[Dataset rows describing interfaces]
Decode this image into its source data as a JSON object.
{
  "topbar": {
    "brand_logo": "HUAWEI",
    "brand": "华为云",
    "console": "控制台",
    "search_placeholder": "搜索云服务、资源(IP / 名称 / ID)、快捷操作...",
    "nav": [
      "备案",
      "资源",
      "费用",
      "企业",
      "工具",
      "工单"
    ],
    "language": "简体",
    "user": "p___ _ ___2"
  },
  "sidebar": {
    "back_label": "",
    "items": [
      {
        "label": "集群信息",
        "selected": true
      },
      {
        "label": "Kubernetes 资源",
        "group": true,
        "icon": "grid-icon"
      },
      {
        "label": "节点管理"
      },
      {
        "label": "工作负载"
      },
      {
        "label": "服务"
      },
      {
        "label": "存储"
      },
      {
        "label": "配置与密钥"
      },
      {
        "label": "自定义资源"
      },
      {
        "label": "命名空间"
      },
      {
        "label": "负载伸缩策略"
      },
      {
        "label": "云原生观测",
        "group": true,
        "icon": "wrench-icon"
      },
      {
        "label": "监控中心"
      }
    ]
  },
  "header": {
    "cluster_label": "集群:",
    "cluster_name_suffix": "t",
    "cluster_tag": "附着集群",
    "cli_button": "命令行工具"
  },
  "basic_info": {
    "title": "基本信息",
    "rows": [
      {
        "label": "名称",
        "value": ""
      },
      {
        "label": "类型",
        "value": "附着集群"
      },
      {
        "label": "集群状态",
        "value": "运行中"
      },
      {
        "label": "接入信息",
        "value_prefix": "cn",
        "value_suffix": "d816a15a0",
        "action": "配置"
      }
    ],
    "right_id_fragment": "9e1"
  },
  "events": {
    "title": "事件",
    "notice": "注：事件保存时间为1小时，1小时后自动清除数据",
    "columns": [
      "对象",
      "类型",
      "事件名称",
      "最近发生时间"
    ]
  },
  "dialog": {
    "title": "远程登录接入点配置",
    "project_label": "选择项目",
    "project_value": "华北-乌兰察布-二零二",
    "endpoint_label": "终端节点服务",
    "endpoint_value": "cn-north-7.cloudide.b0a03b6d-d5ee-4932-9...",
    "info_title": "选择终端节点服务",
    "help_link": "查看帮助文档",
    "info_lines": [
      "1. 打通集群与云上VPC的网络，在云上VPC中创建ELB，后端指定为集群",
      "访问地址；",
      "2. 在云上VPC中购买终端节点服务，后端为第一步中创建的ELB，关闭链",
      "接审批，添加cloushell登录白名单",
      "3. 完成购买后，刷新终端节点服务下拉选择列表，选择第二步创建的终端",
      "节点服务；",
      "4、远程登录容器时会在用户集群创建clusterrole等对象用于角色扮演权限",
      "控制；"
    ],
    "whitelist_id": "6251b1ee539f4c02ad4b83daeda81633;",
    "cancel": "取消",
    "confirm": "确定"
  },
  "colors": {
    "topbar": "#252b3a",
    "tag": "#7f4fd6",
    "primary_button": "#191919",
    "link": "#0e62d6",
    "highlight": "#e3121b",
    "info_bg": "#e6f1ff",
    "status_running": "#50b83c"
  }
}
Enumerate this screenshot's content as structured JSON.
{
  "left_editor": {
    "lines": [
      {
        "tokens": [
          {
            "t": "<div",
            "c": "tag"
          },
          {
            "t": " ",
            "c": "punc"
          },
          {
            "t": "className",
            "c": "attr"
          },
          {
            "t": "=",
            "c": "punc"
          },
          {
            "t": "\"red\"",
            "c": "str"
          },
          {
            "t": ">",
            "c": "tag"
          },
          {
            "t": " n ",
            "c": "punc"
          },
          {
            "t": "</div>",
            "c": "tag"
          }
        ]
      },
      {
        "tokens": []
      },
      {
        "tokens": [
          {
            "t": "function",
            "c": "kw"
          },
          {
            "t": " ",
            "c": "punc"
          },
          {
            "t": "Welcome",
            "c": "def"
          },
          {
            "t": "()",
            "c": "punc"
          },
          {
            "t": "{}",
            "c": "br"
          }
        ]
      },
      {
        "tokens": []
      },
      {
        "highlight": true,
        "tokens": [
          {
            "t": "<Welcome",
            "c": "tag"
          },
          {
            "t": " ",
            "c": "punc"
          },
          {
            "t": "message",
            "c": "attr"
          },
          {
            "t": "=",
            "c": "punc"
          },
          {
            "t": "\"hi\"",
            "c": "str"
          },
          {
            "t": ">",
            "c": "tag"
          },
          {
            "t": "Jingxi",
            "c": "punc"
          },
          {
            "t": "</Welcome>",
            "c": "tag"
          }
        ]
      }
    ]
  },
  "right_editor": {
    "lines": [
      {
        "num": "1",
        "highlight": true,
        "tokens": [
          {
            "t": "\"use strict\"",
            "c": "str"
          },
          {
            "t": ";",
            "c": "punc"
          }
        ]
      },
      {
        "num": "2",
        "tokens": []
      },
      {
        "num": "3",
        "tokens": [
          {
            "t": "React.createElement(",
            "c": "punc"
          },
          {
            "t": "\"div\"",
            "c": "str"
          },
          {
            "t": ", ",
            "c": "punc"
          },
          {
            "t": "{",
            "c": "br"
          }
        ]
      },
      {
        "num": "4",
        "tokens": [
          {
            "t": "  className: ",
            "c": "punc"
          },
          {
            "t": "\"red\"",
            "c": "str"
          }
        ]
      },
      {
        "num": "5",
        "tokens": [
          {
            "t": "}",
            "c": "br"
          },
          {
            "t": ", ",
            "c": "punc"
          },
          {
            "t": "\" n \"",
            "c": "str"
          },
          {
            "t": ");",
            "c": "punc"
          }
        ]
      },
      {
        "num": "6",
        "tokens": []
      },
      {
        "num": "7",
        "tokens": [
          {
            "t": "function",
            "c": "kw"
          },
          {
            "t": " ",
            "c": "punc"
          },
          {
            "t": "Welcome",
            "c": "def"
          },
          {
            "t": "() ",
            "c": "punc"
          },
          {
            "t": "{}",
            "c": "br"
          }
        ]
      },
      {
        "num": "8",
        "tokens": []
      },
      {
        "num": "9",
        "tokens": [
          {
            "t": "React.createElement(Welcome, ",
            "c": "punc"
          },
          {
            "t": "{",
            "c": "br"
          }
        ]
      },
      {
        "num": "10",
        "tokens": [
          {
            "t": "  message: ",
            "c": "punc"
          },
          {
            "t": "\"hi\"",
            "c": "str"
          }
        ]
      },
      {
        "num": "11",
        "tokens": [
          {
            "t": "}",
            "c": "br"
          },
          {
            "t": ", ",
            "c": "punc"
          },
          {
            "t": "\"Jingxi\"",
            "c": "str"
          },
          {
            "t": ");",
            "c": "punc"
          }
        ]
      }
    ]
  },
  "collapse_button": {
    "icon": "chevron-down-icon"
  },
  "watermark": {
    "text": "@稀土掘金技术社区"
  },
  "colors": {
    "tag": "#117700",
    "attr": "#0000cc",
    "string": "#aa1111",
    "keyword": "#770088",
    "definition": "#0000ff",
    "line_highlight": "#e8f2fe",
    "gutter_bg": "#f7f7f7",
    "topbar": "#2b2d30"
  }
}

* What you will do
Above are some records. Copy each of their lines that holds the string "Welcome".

* Response area
            "t": "Welcome",
            "t": "<Welcome",
            "t": "</Welcome>",
            "t": "Welcome",
            "t": "React.createElement(Welcome, ",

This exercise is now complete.